# Your objective
Each line below should be set down again unchanged.

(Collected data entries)
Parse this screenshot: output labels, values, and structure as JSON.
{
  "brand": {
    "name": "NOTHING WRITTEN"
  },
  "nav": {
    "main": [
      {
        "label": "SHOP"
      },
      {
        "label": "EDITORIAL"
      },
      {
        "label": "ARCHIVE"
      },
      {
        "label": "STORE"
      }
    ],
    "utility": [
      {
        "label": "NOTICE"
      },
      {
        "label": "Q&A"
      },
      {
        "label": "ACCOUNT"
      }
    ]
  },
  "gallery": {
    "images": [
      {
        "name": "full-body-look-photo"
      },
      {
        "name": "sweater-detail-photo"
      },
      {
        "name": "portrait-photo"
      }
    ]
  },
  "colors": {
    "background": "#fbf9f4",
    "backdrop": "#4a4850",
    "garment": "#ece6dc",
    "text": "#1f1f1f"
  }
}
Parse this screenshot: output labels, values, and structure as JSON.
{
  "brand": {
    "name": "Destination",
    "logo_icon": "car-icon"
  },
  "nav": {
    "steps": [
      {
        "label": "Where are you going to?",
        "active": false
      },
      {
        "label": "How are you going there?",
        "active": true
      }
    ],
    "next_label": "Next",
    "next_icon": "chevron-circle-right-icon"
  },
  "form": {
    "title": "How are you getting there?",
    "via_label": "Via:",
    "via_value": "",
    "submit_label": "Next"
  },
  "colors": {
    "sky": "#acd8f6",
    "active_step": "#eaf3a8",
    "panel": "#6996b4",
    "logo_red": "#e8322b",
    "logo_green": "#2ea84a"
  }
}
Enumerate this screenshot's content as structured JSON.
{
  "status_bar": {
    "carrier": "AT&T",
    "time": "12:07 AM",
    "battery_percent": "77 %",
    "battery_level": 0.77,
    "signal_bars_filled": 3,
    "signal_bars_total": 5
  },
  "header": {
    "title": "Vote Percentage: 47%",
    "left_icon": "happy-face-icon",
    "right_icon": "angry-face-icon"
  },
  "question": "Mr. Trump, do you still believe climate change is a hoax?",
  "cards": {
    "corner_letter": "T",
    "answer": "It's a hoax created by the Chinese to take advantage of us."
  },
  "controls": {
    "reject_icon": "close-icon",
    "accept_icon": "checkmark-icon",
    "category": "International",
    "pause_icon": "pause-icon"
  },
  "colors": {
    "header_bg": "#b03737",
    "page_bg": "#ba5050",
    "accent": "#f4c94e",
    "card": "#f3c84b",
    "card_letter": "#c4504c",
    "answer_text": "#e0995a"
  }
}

# Exercise output
Parse this screenshot: output labels, values, and structure as JSON.
{
  "brand": {
    "name": "NOTHING WRITTEN"
  },
  "nav": {
    "main": [
      {
        "label": "SHOP"
      },
      {
        "label": "EDITORIAL"
      },
      {
        "label": "ARCHIVE"
      },
      {
        "label": "STORE"
      }
    ],
    "utility": [
      {
        "label": "NOTICE"
      },
      {
        "label": "Q&A"
      },
      {
        "label": "ACCOUNT"
      }
    ]
  },
  "gallery": {
    "images": [
      {
        "name": "full-body-look-photo"
      },
      {
        "name": "sweater-detail-photo"
      },
      {
        "name": "portrait-photo"
      }
    ]
  },
  "colors": {
    "background": "#fbf9f4",
    "backdrop": "#4a4850",
    "garment": "#ece6dc",
    "text": "#1f1f1f"
  }
}
Parse this screenshot: output labels, values, and structure as JSON.
{
  "brand": {
    "name": "Destination",
    "logo_icon": "car-icon"
  },
  "nav": {
    "steps": [
      {
        "label": "Where are you going to?",
        "active": false
      },
      {
        "label": "How are you going there?",
        "active": true
      }
    ],
    "next_label": "Next",
    "next_icon": "chevron-circle-right-icon"
  },
  "form": {
    "title": "How are you getting there?",
    "via_label": "Via:",
    "via_value": "",
    "submit_label": "Next"
  },
  "colors": {
    "sky": "#acd8f6",
    "active_step": "#eaf3a8",
    "panel": "#6996b4",
    "logo_red": "#e8322b",
    "logo_green": "#2ea84a"
  }
}
Enumerate this screenshot's content as structured JSON.
{
  "status_bar": {
    "carrier": "AT&T",
    "time": "12:07 AM",
    "battery_percent": "77 %",
    "battery_level": 0.77,
    "signal_bars_filled": 3,
    "signal_bars_total": 5
  },
  "header": {
    "title": "Vote Percentage: 47%",
    "left_icon": "happy-face-icon",
    "right_icon": "angry-face-icon"
  },
  "question": "Mr. Trump, do you still believe climate change is a hoax?",
  "cards": {
    "corner_letter": "T",
    "answer": "It's a hoax created by the Chinese to take advantage of us."
  },
  "controls": {
    "reject_icon": "close-icon",
    "accept_icon": "checkmark-icon",
    "category": "International",
    "pause_icon": "pause-icon"
  },
  "colors": {
    "header_bg": "#b03737",
    "page_bg": "#ba5050",
    "accent": "#f4c94e",
    "card": "#f3c84b",
    "card_letter": "#c4504c",
    "answer_text": "#e0995a"
  }
}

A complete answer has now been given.